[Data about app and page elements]

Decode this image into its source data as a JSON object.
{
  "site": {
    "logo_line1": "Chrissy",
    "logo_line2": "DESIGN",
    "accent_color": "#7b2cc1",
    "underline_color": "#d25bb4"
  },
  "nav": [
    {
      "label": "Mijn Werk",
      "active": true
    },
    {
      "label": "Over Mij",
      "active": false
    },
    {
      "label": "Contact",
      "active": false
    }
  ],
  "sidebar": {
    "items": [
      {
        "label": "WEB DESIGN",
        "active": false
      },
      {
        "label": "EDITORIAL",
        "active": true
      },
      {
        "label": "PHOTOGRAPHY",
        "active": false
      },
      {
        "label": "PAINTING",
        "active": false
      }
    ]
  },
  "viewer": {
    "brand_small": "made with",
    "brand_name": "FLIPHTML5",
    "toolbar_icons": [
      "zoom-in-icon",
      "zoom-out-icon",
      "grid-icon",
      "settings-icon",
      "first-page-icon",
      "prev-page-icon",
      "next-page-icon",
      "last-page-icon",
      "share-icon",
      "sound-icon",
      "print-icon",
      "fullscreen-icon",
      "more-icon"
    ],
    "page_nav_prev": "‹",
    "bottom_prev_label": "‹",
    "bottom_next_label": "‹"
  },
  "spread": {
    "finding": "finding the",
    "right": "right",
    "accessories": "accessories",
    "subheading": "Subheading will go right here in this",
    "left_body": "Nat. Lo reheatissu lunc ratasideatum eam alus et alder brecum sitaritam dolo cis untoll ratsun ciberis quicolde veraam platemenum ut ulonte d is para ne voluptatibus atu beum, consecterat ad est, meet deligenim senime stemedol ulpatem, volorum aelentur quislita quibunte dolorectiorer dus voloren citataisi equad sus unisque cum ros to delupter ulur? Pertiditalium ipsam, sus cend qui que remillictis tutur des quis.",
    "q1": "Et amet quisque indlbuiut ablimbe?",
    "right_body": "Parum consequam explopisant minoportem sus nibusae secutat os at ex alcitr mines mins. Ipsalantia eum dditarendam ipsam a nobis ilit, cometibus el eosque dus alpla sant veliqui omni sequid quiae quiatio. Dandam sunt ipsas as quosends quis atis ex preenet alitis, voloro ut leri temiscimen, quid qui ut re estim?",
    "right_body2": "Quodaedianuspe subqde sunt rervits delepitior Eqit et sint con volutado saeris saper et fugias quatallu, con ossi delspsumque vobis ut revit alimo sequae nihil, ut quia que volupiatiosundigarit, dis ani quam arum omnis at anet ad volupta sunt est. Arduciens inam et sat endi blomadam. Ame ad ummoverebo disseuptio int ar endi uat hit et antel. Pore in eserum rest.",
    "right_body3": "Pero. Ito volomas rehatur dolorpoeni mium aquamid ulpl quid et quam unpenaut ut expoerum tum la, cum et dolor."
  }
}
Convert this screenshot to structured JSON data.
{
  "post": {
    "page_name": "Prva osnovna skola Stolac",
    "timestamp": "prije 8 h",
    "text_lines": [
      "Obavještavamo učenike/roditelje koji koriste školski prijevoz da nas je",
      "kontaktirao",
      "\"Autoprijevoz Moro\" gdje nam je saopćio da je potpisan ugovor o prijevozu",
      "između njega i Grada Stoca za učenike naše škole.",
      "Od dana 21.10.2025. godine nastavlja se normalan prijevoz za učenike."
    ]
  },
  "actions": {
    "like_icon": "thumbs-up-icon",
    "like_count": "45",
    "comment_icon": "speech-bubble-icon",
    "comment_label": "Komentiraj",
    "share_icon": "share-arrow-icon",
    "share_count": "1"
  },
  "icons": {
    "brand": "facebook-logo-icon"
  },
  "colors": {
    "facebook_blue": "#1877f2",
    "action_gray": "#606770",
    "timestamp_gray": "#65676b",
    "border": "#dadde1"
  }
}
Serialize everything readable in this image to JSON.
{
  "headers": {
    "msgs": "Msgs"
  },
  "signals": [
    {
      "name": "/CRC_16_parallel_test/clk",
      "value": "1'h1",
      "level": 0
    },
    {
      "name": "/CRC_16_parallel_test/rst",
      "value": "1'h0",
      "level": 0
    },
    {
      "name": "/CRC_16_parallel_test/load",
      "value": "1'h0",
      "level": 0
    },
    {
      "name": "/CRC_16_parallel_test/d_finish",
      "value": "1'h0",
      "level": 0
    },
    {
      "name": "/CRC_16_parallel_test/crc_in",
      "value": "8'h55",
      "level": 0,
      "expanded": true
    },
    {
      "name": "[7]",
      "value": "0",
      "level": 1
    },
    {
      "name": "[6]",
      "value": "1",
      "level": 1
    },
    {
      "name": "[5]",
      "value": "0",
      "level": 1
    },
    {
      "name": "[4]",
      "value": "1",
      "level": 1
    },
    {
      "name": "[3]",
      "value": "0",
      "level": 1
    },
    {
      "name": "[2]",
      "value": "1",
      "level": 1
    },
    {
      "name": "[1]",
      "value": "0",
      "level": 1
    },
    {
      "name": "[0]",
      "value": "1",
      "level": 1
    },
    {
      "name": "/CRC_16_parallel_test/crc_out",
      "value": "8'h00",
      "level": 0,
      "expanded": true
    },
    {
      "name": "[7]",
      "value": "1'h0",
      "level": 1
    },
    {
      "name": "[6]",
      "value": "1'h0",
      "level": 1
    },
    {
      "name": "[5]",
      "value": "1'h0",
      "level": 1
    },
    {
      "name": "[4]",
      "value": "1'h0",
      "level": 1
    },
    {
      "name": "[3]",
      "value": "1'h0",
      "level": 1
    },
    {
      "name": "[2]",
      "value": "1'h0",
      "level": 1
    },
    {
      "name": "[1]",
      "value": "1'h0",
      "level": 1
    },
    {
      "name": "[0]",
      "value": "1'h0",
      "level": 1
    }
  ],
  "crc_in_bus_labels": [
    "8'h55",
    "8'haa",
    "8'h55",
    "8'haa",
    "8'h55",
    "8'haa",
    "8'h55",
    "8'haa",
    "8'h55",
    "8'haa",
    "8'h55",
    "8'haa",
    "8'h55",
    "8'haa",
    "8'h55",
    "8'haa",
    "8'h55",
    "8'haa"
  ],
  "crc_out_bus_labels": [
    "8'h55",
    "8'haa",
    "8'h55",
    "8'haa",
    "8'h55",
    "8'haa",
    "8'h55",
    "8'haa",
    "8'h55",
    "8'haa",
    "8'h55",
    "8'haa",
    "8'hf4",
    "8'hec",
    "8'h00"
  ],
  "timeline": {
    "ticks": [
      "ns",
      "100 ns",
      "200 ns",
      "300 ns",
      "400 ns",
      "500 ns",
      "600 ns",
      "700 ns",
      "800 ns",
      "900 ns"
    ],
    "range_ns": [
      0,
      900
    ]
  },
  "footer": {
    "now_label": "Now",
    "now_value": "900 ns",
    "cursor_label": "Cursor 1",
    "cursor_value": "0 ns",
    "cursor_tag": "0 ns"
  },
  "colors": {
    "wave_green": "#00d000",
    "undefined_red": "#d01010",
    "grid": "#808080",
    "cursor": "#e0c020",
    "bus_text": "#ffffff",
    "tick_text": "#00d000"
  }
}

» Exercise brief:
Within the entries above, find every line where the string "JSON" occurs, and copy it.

» Task result:
Decode this image into its source data as a JSON object.
Convert this screenshot to structured JSON data.
Serialize everything readable in this image to JSON.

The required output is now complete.